▸ Required action
The response must restate all of the data word for word.

▸ Data section
──────────────────────────────
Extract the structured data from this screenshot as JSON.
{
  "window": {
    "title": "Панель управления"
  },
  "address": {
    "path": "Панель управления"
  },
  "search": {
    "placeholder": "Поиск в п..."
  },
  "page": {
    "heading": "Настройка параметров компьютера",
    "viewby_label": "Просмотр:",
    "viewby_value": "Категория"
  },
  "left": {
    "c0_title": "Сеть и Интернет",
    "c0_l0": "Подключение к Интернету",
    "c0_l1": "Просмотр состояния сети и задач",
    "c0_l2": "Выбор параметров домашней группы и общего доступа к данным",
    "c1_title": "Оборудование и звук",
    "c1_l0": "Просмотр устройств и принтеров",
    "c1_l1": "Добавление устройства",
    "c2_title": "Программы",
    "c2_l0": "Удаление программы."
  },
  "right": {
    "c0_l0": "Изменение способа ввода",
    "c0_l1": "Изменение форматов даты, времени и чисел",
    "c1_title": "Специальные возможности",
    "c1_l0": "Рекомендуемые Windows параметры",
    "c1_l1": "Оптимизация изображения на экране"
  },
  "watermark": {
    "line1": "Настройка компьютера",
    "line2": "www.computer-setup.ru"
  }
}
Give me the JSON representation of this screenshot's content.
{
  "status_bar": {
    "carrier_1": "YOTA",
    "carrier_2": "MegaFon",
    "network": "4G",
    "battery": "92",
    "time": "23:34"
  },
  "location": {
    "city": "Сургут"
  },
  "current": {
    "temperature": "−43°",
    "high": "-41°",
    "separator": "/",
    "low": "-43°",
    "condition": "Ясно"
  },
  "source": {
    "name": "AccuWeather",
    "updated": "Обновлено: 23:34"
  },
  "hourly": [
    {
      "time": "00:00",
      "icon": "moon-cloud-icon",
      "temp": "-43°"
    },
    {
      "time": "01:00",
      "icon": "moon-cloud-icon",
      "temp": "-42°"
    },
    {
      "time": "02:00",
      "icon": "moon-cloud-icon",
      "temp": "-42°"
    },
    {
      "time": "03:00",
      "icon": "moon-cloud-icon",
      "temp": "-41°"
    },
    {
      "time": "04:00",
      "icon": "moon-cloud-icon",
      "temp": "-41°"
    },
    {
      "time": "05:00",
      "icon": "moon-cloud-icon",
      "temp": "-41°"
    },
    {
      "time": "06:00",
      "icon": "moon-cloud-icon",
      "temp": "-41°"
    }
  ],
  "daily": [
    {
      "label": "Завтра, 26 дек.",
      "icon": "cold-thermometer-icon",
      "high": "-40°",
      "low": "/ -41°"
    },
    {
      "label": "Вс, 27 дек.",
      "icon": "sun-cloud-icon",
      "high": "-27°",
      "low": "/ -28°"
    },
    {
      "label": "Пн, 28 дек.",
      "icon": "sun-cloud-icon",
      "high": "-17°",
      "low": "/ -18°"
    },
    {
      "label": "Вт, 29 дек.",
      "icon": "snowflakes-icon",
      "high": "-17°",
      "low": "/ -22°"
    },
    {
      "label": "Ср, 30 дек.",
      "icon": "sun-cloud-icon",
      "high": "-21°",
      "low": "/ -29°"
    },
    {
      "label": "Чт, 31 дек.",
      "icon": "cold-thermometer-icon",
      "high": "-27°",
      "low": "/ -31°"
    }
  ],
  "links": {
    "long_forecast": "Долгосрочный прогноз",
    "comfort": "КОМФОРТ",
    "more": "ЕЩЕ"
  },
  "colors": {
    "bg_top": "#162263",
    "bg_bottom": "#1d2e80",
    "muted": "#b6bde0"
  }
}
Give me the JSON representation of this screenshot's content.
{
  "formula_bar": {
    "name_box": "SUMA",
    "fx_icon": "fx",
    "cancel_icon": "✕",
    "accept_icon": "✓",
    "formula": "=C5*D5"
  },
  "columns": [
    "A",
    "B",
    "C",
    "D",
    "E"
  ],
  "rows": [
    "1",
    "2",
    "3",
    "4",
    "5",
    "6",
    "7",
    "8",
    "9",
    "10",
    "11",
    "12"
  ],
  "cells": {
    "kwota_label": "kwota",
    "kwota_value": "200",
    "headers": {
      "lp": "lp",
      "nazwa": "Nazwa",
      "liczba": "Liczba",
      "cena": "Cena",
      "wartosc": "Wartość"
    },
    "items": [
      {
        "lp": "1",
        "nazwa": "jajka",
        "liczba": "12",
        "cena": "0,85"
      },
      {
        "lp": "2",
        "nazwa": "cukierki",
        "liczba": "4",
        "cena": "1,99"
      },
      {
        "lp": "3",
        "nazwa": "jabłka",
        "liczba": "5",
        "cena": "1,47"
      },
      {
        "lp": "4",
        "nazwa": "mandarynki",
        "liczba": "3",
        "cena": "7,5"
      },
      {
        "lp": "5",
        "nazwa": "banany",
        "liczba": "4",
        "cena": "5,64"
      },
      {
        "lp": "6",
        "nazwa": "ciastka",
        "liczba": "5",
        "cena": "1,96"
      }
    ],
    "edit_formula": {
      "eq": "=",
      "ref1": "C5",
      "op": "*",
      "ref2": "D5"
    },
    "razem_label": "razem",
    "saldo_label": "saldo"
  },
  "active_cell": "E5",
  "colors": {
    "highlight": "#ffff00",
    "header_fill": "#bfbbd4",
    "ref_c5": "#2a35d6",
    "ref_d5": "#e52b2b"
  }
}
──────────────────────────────
▸ Solution for this problem
Extract the structured data from this screenshot as JSON.
{
  "window": {
    "title": "Панель управления"
  },
  "address": {
    "path": "Панель управления"
  },
  "search": {
    "placeholder": "Поиск в п..."
  },
  "page": {
    "heading": "Настройка параметров компьютера",
    "viewby_label": "Просмотр:",
    "viewby_value": "Категория"
  },
  "left": {
    "c0_title": "Сеть и Интернет",
    "c0_l0": "Подключение к Интернету",
    "c0_l1": "Просмотр состояния сети и задач",
    "c0_l2": "Выбор параметров домашней группы и общего доступа к данным",
    "c1_title": "Оборудование и звук",
    "c1_l0": "Просмотр устройств и принтеров",
    "c1_l1": "Добавление устройства",
    "c2_title": "Программы",
    "c2_l0": "Удаление программы."
  },
  "right": {
    "c0_l0": "Изменение способа ввода",
    "c0_l1": "Изменение форматов даты, времени и чисел",
    "c1_title": "Специальные возможности",
    "c1_l0": "Рекомендуемые Windows параметры",
    "c1_l1": "Оптимизация изображения на экране"
  },
  "watermark": {
    "line1": "Настройка компьютера",
    "line2": "www.computer-setup.ru"
  }
}
Give me the JSON representation of this screenshot's content.
{
  "status_bar": {
    "carrier_1": "YOTA",
    "carrier_2": "MegaFon",
    "network": "4G",
    "battery": "92",
    "time": "23:34"
  },
  "location": {
    "city": "Сургут"
  },
  "current": {
    "temperature": "−43°",
    "high": "-41°",
    "separator": "/",
    "low": "-43°",
    "condition": "Ясно"
  },
  "source": {
    "name": "AccuWeather",
    "updated": "Обновлено: 23:34"
  },
  "hourly": [
    {
      "time": "00:00",
      "icon": "moon-cloud-icon",
      "temp": "-43°"
    },
    {
      "time": "01:00",
      "icon": "moon-cloud-icon",
      "temp": "-42°"
    },
    {
      "time": "02:00",
      "icon": "moon-cloud-icon",
      "temp": "-42°"
    },
    {
      "time": "03:00",
      "icon": "moon-cloud-icon",
      "temp": "-41°"
    },
    {
      "time": "04:00",
      "icon": "moon-cloud-icon",
      "temp": "-41°"
    },
    {
      "time": "05:00",
      "icon": "moon-cloud-icon",
      "temp": "-41°"
    },
    {
      "time": "06:00",
      "icon": "moon-cloud-icon",
      "temp": "-41°"
    }
  ],
  "daily": [
    {
      "label": "Завтра, 26 дек.",
      "icon": "cold-thermometer-icon",
      "high": "-40°",
      "low": "/ -41°"
    },
    {
      "label": "Вс, 27 дек.",
      "icon": "sun-cloud-icon",
      "high": "-27°",
      "low": "/ -28°"
    },
    {
      "label": "Пн, 28 дек.",
      "icon": "sun-cloud-icon",
      "high": "-17°",
      "low": "/ -18°"
    },
    {
      "label": "Вт, 29 дек.",
      "icon": "snowflakes-icon",
      "high": "-17°",
      "low": "/ -22°"
    },
    {
      "label": "Ср, 30 дек.",
      "icon": "sun-cloud-icon",
      "high": "-21°",
      "low": "/ -29°"
    },
    {
      "label": "Чт, 31 дек.",
      "icon": "cold-thermometer-icon",
      "high": "-27°",
      "low": "/ -31°"
    }
  ],
  "links": {
    "long_forecast": "Долгосрочный прогноз",
    "comfort": "КОМФОРТ",
    "more": "ЕЩЕ"
  },
  "colors": {
    "bg_top": "#162263",
    "bg_bottom": "#1d2e80",
    "muted": "#b6bde0"
  }
}
Give me the JSON representation of this screenshot's content.
{
  "formula_bar": {
    "name_box": "SUMA",
    "fx_icon": "fx",
    "cancel_icon": "✕",
    "accept_icon": "✓",
    "formula": "=C5*D5"
  },
  "columns": [
    "A",
    "B",
    "C",
    "D",
    "E"
  ],
  "rows": [
    "1",
    "2",
    "3",
    "4",
    "5",
    "6",
    "7",
    "8",
    "9",
    "10",
    "11",
    "12"
  ],
  "cells": {
    "kwota_label": "kwota",
    "kwota_value": "200",
    "headers": {
      "lp": "lp",
      "nazwa": "Nazwa",
      "liczba": "Liczba",
      "cena": "Cena",
      "wartosc": "Wartość"
    },
    "items": [
      {
        "lp": "1",
        "nazwa": "jajka",
        "liczba": "12",
        "cena": "0,85"
      },
      {
        "lp": "2",
        "nazwa": "cukierki",
        "liczba": "4",
        "cena": "1,99"
      },
      {
        "lp": "3",
        "nazwa": "jabłka",
        "liczba": "5",
        "cena": "1,47"
      },
      {
        "lp": "4",
        "nazwa": "mandarynki",
        "liczba": "3",
        "cena": "7,5"
      },
      {
        "lp": "5",
        "nazwa": "banany",
        "liczba": "4",
        "cena": "5,64"
      },
      {
        "lp": "6",
        "nazwa": "ciastka",
        "liczba": "5",
        "cena": "1,96"
      }
    ],
    "edit_formula": {
      "eq": "=",
      "ref1": "C5",
      "op": "*",
      "ref2": "D5"
    },
    "razem_label": "razem",
    "saldo_label": "saldo"
  },
  "active_cell": "E5",
  "colors": {
    "highlight": "#ffff00",
    "header_fill": "#bfbbd4",
    "ref_c5": "#2a35d6",
    "ref_d5": "#e52b2b"
  }
}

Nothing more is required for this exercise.